(1895 - 1962)
The Metropolitan Opera´s matinee performance on Saturday 2 February 1935 was broadcast.
the first intermission, the General Manager, Gatti-Casazza, was in his
office when the telephone rang. It was his former wife, soprano Frances
Alda, calling from her home in Long Island.
Who was that singing Sieglinde?
Perchè ha una bellissima voce e canta molto bene.
Una certa Flagstad ...
several years of singing operetta and light opera in Norway, Kirsten
Flagstad had been persuaded to take on heavier, dramatic rôles,
including those of Verdi and eventually Wagner. Working on the rôle of
Isolde in particular, for a production in Oslo in 1932, seems to have irreversibly changed her voice, increasing her power and stamina.
the recommendation of Ella Gulbranson, a Norwegian singer who had
appeared at the Bayreuth Festival, Winifred Wagner invited Flagstad to
audition for the Festival. In her first season there she sang the minor
rôles of Ortlinde and Third Norn and the following year Sieglinde.
a result of her appearances in Bayreuth, Flagstad was invited to
audition for the Metropolitan opera and engaged to sing Wagner. This
led to an American career that lasted until the World War. Together
with the Danish singer, Lauritz Melchior, she contributed to keeping
the Metropolitan Opera alive through difficult years.
outbreak of war and then the occupation of Norway, Flagstad wished to
return home, to be with her husband, Henry Johansen. Her decision was
natural but naive. Although she never sang for the German occupiers,
there were those, both in Norway and elsewhere, who saw her return to
her occupied homeland as a gift to the oppressors.
Kirsten Flagstads home in Hamar.
the liberation, Henry Johansen, although seriously ill, was arrested as
a war profiteer (as were many businessmen who had supplied goods to the
occupying forces) despite the fact that he had also helped the
resistance. His death a year later was a serious blow to Kirsten. The
post-war years were difficult for her, while her husband´s business and
estate, including some of her own property and savings, were held by
the state; and Flagstad was met with malicious newspaper article and
demonstrations wherever she performed.
Flagstad´s voice had
always had something of a mezzo character, making it ideal for the
"Walküre" Brünnhilde and Kundry. In later years, her voice darkened and
she lost some of her previously brilliant upper register. It is well
known that some of Isolde´s high C´s in the 1951 recording of "Tristan
und Isolde" were interpolated by Elizabeth Schwarzkopf.
ways, Kirsten Flagstad was not a typical diva. During performances, she
would sit in her dressing room knitting. She was proper, even slightly
prudish perhaps, rather shy and introspective, and really wanted

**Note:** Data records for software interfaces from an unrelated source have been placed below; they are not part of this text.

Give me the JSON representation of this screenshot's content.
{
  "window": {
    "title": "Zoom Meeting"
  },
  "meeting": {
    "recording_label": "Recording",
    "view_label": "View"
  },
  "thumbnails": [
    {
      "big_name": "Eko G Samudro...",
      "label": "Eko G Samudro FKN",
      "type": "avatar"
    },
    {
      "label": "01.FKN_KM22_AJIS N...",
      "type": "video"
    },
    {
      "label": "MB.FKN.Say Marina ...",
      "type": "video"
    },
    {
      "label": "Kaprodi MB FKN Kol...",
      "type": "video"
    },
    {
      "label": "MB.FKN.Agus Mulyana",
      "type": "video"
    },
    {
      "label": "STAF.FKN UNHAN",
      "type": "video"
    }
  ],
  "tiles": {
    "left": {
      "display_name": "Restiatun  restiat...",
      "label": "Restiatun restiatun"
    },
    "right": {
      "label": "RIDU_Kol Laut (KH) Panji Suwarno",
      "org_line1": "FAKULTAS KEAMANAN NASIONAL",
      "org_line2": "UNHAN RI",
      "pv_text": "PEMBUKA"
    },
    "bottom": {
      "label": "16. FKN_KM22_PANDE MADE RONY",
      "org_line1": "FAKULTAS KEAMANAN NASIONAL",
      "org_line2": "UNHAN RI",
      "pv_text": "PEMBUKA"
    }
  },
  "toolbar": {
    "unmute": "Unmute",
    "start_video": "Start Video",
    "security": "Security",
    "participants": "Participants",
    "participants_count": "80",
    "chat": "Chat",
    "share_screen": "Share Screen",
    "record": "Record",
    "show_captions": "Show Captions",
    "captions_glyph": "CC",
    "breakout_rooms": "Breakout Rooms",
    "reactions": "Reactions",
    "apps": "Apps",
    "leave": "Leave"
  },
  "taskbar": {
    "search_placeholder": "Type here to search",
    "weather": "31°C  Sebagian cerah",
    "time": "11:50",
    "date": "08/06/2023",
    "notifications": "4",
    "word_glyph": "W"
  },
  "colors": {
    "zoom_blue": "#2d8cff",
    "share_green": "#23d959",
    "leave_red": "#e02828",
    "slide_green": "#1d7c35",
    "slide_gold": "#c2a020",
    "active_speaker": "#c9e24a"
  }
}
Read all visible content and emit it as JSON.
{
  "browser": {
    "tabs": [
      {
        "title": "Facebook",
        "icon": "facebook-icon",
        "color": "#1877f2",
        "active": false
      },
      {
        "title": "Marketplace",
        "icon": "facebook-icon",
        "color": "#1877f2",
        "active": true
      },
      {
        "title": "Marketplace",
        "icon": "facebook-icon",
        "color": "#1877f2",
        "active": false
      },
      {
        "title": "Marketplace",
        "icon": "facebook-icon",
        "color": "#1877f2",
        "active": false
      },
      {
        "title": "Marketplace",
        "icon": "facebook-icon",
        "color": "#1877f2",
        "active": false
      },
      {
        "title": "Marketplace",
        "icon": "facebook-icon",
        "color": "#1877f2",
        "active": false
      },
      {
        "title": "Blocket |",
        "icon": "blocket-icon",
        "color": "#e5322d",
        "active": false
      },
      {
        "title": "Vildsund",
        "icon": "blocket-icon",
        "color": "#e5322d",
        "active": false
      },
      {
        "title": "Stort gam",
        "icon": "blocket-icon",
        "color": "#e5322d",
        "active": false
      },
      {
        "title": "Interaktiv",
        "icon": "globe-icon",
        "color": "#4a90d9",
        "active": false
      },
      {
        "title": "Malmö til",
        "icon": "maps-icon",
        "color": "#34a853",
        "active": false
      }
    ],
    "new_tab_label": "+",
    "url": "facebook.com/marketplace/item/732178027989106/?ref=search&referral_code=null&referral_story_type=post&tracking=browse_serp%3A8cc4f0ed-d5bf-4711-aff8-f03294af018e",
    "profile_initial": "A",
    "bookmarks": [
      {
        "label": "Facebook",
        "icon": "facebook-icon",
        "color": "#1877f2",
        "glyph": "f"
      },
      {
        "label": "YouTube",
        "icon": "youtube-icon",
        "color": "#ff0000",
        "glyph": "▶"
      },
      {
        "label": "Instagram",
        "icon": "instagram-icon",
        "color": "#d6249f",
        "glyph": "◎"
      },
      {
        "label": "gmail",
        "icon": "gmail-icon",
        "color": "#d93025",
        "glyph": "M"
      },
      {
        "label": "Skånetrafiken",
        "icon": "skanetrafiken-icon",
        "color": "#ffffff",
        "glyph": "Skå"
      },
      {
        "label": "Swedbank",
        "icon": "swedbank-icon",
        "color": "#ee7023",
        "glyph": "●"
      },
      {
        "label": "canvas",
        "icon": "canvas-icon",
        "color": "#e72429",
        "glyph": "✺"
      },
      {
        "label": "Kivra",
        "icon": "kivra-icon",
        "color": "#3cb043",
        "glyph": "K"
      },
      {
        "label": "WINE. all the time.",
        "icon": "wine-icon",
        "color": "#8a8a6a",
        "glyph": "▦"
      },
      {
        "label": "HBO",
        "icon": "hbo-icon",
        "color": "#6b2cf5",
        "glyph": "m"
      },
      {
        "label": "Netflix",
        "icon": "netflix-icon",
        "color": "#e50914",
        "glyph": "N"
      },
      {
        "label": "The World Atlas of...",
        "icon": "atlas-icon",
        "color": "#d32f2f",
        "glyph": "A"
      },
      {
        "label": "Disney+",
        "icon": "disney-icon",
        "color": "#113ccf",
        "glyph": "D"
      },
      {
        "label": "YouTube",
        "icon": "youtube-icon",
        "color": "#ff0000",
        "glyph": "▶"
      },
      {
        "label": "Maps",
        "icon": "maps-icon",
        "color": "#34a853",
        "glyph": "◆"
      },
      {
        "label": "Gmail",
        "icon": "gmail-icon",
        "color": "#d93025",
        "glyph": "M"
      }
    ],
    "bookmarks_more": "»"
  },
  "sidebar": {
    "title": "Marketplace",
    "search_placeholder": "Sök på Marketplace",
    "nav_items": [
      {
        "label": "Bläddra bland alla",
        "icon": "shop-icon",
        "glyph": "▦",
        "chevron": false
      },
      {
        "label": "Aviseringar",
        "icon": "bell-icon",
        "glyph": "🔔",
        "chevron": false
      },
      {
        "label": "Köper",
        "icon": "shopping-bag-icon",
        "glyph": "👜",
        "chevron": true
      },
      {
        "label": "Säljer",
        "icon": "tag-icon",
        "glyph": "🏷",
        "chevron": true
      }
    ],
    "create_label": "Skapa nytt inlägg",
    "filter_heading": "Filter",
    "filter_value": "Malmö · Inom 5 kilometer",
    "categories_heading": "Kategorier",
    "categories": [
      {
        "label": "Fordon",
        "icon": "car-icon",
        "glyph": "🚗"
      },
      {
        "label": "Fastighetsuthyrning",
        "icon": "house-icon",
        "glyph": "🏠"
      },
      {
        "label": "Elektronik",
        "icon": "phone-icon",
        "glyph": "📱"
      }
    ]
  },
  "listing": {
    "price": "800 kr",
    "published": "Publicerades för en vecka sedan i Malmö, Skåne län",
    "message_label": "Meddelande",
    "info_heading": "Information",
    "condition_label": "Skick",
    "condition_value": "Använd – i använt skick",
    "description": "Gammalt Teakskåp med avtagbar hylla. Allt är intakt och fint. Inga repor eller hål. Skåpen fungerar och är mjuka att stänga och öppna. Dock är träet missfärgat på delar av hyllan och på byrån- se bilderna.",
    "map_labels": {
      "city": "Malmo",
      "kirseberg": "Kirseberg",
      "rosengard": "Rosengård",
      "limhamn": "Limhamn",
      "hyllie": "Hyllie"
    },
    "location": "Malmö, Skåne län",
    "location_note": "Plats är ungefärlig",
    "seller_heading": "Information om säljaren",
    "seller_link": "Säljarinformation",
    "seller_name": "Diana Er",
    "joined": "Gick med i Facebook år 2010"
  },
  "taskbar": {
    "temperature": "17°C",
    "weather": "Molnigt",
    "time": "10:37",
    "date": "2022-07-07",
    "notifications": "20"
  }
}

nothing more than to be an ordinary homemaker. Throughout her career,
she repeatedly talked of retiring from the stage.
Flagstad´s fee at the Mermaid Theatre, London included a bottle of
stout a day; her contract stated that she was not to brag about the
In her later years, Flagstad gave mostly concert performances. She made a number of recordings of songs by Mahler, Grieg,
Sibelius and others, and she took part in Bernard Miles´ Mermaid
Theatre project, appearing there in a production of Purcell´s "Dido and
Aeneas" which was subsequently revived in Oslo. In 1958 she was invited
to become the first General Manager of the Norwegian National Opera,
based in the capital. Kirsten Flagstad was born in Hamar july 12, 1895 and died in Oslo december 7, 1962.